Resettlement and displacement of Tibetans are stark reminders that freedom of choice and the ability to live out one's cultural or other values are equally a measure of well-being or prosperity, as is material wealth.
Our group made other visits to places, including the Lhalu Wetlands, known as the lungs of Lhasa, and saw a conservation area teeming with wildlife. We visited the Lhasa experimental primary school, where I saw mostly Tibetan and some Han students being taught primarily in Mandarin, with some teaching in Tibetan, for example, classes in calligraphy, chess and opera. This school was impressive, but I recognized that most schools in Tibet were probably not of that caliber. It would be important to see schools in the rural areas, where almost 70% of the people live.

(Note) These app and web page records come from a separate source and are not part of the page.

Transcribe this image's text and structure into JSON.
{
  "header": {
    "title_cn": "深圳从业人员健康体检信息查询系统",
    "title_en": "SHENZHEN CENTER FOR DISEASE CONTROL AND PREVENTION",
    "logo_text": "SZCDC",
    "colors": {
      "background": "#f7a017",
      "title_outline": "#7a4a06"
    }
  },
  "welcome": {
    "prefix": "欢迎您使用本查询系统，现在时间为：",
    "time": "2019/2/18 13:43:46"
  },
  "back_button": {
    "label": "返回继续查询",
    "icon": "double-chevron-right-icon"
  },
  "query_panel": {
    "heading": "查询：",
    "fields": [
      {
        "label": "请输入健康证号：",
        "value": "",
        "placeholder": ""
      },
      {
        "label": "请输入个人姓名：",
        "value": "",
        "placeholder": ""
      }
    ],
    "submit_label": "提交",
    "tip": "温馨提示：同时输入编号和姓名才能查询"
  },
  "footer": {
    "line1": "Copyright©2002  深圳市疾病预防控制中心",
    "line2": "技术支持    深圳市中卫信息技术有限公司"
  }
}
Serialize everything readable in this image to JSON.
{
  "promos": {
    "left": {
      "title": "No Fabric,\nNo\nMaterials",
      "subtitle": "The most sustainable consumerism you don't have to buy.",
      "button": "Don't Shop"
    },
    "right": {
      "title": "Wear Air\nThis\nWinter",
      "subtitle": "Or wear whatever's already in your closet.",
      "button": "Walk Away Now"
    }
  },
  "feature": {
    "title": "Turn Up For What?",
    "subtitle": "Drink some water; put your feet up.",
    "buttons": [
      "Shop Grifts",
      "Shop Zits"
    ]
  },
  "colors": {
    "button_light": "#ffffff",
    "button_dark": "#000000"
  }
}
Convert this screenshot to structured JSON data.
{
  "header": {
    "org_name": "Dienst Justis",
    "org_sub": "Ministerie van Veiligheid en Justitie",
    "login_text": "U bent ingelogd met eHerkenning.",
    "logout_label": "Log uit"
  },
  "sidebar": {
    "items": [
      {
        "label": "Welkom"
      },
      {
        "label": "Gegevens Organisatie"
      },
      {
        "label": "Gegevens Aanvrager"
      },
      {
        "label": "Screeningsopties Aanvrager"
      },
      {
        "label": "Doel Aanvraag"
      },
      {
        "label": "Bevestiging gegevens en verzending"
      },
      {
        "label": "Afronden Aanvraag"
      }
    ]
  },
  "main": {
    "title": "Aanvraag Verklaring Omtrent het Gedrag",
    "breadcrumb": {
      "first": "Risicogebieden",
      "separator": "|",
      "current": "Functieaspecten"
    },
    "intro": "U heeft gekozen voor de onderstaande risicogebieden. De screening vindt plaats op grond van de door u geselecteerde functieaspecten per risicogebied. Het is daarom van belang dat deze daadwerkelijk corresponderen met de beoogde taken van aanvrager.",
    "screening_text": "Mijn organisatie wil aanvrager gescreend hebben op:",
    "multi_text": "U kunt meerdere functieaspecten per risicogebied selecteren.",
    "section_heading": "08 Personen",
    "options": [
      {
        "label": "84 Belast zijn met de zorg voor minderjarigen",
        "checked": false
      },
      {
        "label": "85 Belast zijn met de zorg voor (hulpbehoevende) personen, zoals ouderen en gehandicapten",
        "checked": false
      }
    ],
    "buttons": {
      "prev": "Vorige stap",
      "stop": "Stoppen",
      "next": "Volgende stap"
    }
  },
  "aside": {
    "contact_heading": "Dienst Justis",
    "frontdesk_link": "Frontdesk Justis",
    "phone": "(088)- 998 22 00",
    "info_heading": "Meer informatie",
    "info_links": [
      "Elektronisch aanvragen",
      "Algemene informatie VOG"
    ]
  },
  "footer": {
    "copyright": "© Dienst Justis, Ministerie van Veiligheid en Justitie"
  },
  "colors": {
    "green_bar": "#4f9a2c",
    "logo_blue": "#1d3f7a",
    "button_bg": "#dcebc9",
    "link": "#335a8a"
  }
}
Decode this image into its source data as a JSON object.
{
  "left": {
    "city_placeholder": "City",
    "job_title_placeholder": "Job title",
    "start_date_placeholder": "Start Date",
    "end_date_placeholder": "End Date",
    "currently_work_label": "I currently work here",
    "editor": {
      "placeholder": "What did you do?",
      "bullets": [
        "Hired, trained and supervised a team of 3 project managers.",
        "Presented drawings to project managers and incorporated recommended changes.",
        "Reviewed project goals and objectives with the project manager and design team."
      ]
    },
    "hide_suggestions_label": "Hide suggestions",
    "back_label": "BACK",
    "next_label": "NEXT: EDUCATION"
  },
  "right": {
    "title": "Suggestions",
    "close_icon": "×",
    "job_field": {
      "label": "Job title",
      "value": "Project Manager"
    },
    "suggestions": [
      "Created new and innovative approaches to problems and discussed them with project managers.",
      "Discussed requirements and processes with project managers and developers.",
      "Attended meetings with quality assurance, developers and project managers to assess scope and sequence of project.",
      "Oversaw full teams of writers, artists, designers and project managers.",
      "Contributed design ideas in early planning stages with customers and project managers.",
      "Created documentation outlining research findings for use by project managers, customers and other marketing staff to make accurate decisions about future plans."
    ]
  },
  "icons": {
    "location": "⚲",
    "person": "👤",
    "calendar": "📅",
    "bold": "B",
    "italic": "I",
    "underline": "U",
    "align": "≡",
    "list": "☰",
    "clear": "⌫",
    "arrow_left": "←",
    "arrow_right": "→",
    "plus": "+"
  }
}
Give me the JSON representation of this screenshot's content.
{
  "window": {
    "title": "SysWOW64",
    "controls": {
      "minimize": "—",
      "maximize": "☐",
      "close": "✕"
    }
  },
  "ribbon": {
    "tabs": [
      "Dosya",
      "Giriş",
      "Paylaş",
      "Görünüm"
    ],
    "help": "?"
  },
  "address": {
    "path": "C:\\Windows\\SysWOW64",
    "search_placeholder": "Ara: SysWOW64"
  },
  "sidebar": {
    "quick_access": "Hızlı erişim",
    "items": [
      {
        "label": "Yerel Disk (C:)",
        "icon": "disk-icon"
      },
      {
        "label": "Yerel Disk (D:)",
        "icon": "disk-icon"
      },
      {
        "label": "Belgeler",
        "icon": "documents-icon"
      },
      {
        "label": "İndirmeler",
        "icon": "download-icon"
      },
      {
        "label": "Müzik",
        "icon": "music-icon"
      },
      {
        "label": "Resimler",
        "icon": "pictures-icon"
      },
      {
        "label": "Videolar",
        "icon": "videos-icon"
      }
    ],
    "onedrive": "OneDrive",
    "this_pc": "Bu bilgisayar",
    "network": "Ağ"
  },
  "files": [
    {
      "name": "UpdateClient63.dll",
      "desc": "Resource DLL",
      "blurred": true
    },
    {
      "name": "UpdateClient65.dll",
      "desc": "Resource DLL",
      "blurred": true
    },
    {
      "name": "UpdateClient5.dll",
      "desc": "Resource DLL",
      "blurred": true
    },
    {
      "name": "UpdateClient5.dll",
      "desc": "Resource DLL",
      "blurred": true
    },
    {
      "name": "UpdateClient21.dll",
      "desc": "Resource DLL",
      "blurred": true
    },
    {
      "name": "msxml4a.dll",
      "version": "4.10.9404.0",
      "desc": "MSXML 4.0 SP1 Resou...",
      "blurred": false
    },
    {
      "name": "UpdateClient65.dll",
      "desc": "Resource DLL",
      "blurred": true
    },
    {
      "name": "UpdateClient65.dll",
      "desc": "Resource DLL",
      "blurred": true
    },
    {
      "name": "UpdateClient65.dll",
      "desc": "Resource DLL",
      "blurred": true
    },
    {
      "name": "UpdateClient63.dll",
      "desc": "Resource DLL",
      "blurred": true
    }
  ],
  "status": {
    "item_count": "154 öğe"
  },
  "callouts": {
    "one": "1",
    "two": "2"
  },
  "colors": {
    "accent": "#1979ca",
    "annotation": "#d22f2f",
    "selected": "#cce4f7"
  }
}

I visited the Tibetan Traditional Medical University and the Tibetan Thangka Academy of paintings. We visited cultural and religious sites, including the Potala Palace and Norbulingka. Both were profoundly moving, a reminder of the incredible religious and human accomplishments of the Tibetan people and of the importance of ensuring their rights.
At the Samye Monastery, we saw young monks studying. The visit was led by monks and we were able to speak with them. During my entire visit, top of mind were Canada’s concerns about the human rights situation affecting Tibetans, including restrictions on freedom of expression, movement, religion or belief, and the protection of linguistic and cultural rights.
I was able to raise these issues during official meetings and in side conversations with officials in Tibet. I raised specific cases of concern with Chinese authorities while there. I sought out opportunities to speak with local Tibetans. Those whom I met expressed great pride in their culture, and it was evident that the Tibetan language and cultural preservation remain very important to them. In speaking with officials, I advocated for unhindered future access to Tibet for UN agencies, academics, researchers and journalists, as well as return visits by other Canadian representatives.
While my visit to Tibet was short, I hope it opens doors to more contact with Tibetans inside China, and demonstrates that Canada is still very much engaged in the promotion of their rights and freedoms.
Though my appearance today is to be largely about my visit to Tibet, as I understand it, I want to further address the cases of Mr. Kovrig and Mr. Spavor; something which I know is very important to members of this committee and all Canadians. As I said earlier, this is my top priority.
This week, December 10, will mark the second anniversary of their arbitrary arrest and detention. We continue to call on China to immediately release both men. In October, after a hiatus of many months, and much effort by the embassy and the minister, we secured on-site virtual consular access with Mr. Kovrig and Mr. Spavor. I have since met with both of them on two occasions to confirm their health and well-being. The resilience and strength they have shown has been an inspiration to me, as I know it has been to many Canadians.
In closing, this committee plays a vital role to understand the difficult and complex nature of Canada’s relationship with China. It also plays a crucial role in the national conversation we are having about Canada’s evolving approach to China. The Canadian Parliament, the Canadian government and the Canadian people have a lot at stake in getting this approach right.
With that, I am happy to take your questions.
Merci . Thugs rje che.